**Exercise instructions:**
In full and without change, return each entry.

(Records begins)

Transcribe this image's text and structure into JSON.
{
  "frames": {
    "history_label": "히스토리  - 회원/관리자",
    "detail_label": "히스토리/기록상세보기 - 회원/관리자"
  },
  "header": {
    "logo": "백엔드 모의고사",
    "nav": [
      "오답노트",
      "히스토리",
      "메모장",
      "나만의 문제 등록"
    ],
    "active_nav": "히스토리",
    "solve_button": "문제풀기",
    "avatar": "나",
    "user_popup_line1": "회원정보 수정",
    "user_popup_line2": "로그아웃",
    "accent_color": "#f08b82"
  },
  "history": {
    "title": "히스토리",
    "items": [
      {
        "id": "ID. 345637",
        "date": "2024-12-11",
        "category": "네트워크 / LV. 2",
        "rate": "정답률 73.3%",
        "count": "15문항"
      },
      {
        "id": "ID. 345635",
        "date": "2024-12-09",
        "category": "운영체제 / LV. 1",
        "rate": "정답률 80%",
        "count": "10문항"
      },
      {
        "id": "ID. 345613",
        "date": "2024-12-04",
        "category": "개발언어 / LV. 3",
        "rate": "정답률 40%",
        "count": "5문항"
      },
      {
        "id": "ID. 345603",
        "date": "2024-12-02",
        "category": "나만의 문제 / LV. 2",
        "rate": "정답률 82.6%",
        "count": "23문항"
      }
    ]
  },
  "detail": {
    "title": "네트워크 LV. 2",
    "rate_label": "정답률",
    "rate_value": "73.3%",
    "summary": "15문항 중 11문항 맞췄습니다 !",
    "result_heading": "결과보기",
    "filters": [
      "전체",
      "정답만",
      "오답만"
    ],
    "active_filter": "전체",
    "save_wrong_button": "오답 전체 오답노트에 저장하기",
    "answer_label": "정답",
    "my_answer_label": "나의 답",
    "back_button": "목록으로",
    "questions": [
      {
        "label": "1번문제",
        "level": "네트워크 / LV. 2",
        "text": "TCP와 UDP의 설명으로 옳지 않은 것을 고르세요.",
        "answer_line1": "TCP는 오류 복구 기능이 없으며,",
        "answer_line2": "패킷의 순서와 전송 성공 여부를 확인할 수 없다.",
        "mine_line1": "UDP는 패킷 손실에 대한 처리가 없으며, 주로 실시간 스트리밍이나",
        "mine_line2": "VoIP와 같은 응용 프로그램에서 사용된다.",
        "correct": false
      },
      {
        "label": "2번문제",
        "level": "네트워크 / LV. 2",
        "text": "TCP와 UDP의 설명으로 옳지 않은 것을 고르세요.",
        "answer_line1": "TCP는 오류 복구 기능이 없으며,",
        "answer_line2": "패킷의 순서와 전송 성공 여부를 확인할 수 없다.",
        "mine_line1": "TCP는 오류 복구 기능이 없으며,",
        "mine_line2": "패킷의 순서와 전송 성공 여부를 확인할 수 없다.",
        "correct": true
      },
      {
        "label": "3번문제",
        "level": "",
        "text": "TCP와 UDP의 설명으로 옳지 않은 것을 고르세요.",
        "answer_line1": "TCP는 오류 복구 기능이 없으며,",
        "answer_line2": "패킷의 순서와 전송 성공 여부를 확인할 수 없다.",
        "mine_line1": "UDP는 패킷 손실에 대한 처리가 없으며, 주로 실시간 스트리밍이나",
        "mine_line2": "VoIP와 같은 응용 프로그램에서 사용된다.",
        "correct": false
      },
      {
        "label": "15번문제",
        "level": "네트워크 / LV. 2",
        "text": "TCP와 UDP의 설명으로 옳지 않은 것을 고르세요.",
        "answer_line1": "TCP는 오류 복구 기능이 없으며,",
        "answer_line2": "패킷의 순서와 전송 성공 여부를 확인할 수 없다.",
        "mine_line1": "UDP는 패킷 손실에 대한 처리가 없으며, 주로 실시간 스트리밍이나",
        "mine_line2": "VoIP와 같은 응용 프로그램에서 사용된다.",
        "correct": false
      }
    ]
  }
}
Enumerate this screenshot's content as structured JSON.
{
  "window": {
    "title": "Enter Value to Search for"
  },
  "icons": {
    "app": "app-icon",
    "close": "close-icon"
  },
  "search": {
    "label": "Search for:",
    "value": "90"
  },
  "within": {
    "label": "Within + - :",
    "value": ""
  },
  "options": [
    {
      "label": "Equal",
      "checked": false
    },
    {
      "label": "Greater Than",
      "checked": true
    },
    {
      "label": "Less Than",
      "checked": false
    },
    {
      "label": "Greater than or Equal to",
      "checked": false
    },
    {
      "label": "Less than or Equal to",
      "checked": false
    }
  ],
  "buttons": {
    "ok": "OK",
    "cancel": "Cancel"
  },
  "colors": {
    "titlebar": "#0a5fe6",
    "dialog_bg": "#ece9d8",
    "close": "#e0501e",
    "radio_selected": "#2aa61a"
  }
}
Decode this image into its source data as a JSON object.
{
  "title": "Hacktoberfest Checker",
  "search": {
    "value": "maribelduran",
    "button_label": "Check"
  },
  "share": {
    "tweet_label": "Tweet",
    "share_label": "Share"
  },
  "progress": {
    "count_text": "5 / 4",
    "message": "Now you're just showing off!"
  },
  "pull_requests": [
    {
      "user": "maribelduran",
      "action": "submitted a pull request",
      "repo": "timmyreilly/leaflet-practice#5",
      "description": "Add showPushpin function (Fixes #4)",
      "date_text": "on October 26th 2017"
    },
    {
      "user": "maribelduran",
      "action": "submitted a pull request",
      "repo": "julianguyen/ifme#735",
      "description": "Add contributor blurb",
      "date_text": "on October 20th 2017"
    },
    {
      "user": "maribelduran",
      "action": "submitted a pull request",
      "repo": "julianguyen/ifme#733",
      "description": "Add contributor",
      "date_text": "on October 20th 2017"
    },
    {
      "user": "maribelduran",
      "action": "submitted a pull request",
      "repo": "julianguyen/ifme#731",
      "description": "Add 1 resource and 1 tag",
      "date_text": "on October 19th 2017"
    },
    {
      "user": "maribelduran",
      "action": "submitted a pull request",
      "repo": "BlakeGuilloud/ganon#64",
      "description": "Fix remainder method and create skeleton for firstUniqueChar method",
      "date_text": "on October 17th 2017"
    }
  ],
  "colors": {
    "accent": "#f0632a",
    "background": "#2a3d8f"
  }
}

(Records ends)

**Reply:**
Transcribe this image's text and structure into JSON.
{
  "frames": {
    "history_label": "히스토리  - 회원/관리자",
    "detail_label": "히스토리/기록상세보기 - 회원/관리자"
  },
  "header": {
    "logo": "백엔드 모의고사",
    "nav": [
      "오답노트",
      "히스토리",
      "메모장",
      "나만의 문제 등록"
    ],
    "active_nav": "히스토리",
    "solve_button": "문제풀기",
    "avatar": "나",
    "user_popup_line1": "회원정보 수정",
    "user_popup_line2": "로그아웃",
    "accent_color": "#f08b82"
  },
  "history": {
    "title": "히스토리",
    "items": [
      {
        "id": "ID. 345637",
        "date": "2024-12-11",
        "category": "네트워크 / LV. 2",
        "rate": "정답률 73.3%",
        "count": "15문항"
      },
      {
        "id": "ID. 345635",
        "date": "2024-12-09",
        "category": "운영체제 / LV. 1",
        "rate": "정답률 80%",
        "count": "10문항"
      },
      {
        "id": "ID. 345613",
        "date": "2024-12-04",
        "category": "개발언어 / LV. 3",
        "rate": "정답률 40%",
        "count": "5문항"
      },
      {
        "id": "ID. 345603",
        "date": "2024-12-02",
        "category": "나만의 문제 / LV. 2",
        "rate": "정답률 82.6%",
        "count": "23문항"
      }
    ]
  },
  "detail": {
    "title": "네트워크 LV. 2",
    "rate_label": "정답률",
    "rate_value": "73.3%",
    "summary": "15문항 중 11문항 맞췄습니다 !",
    "result_heading": "결과보기",
    "filters": [
      "전체",
      "정답만",
      "오답만"
    ],
    "active_filter": "전체",
    "save_wrong_button": "오답 전체 오답노트에 저장하기",
    "answer_label": "정답",
    "my_answer_label": "나의 답",
    "back_button": "목록으로",
    "questions": [
      {
        "label": "1번문제",
        "level": "네트워크 / LV. 2",
        "text": "TCP와 UDP의 설명으로 옳지 않은 것을 고르세요.",
        "answer_line1": "TCP는 오류 복구 기능이 없으며,",
        "answer_line2": "패킷의 순서와 전송 성공 여부를 확인할 수 없다.",
        "mine_line1": "UDP는 패킷 손실에 대한 처리가 없으며, 주로 실시간 스트리밍이나",
        "mine_line2": "VoIP와 같은 응용 프로그램에서 사용된다.",
        "correct": false
      },
      {
        "label": "2번문제",
        "level": "네트워크 / LV. 2",
        "text": "TCP와 UDP의 설명으로 옳지 않은 것을 고르세요.",
        "answer_line1": "TCP는 오류 복구 기능이 없으며,",
        "answer_line2": "패킷의 순서와 전송 성공 여부를 확인할 수 없다.",
        "mine_line1": "TCP는 오류 복구 기능이 없으며,",
        "mine_line2": "패킷의 순서와 전송 성공 여부를 확인할 수 없다.",
        "correct": true
      },
      {
        "label": "3번문제",
        "level": "",
        "text": "TCP와 UDP의 설명으로 옳지 않은 것을 고르세요.",
        "answer_line1": "TCP는 오류 복구 기능이 없으며,",
        "answer_line2": "패킷의 순서와 전송 성공 여부를 확인할 수 없다.",
        "mine_line1": "UDP는 패킷 손실에 대한 처리가 없으며, 주로 실시간 스트리밍이나",
        "mine_line2": "VoIP와 같은 응용 프로그램에서 사용된다.",
        "correct": false
      },
      {
        "label": "15번문제",
        "level": "네트워크 / LV. 2",
        "text": "TCP와 UDP의 설명으로 옳지 않은 것을 고르세요.",
        "answer_line1": "TCP는 오류 복구 기능이 없으며,",
        "answer_line2": "패킷의 순서와 전송 성공 여부를 확인할 수 없다.",
        "mine_line1": "UDP는 패킷 손실에 대한 처리가 없으며, 주로 실시간 스트리밍이나",
        "mine_line2": "VoIP와 같은 응용 프로그램에서 사용된다.",
        "correct": false
      }
    ]
  }
}
Enumerate this screenshot's content as structured JSON.
{
  "window": {
    "title": "Enter Value to Search for"
  },
  "icons": {
    "app": "app-icon",
    "close": "close-icon"
  },
  "search": {
    "label": "Search for:",
    "value": "90"
  },
  "within": {
    "label": "Within + - :",
    "value": ""
  },
  "options": [
    {
      "label": "Equal",
      "checked": false
    },
    {
      "label": "Greater Than",
      "checked": true
    },
    {
      "label": "Less Than",
      "checked": false
    },
    {
      "label": "Greater than or Equal to",
      "checked": false
    },
    {
      "label": "Less than or Equal to",
      "checked": false
    }
  ],
  "buttons": {
    "ok": "OK",
    "cancel": "Cancel"
  },
  "colors": {
    "titlebar": "#0a5fe6",
    "dialog_bg": "#ece9d8",
    "close": "#e0501e",
    "radio_selected": "#2aa61a"
  }
}
Decode this image into its source data as a JSON object.
{
  "title": "Hacktoberfest Checker",
  "search": {
    "value": "maribelduran",
    "button_label": "Check"
  },
  "share": {
    "tweet_label": "Tweet",
    "share_label": "Share"
  },
  "progress": {
    "count_text": "5 / 4",
    "message": "Now you're just showing off!"
  },
  "pull_requests": [
    {
      "user": "maribelduran",
      "action": "submitted a pull request",
      "repo": "timmyreilly/leaflet-practice#5",
      "description": "Add showPushpin function (Fixes #4)",
      "date_text": "on October 26th 2017"
    },
    {
      "user": "maribelduran",
      "action": "submitted a pull request",
      "repo": "julianguyen/ifme#735",
      "description": "Add contributor blurb",
      "date_text": "on October 20th 2017"
    },
    {
      "user": "maribelduran",
      "action": "submitted a pull request",
      "repo": "julianguyen/ifme#733",
      "description": "Add contributor",
      "date_text": "on October 20th 2017"
    },
    {
      "user": "maribelduran",
      "action": "submitted a pull request",
      "repo": "julianguyen/ifme#731",
      "description": "Add 1 resource and 1 tag",
      "date_text": "on October 19th 2017"
    },
    {
      "user": "maribelduran",
      "action": "submitted a pull request",
      "repo": "BlakeGuilloud/ganon#64",
      "description": "Fix remainder method and create skeleton for firstUniqueChar method",
      "date_text": "on October 17th 2017"
    }
  ],
  "colors": {
    "accent": "#f0632a",
    "background": "#2a3d8f"
  }
}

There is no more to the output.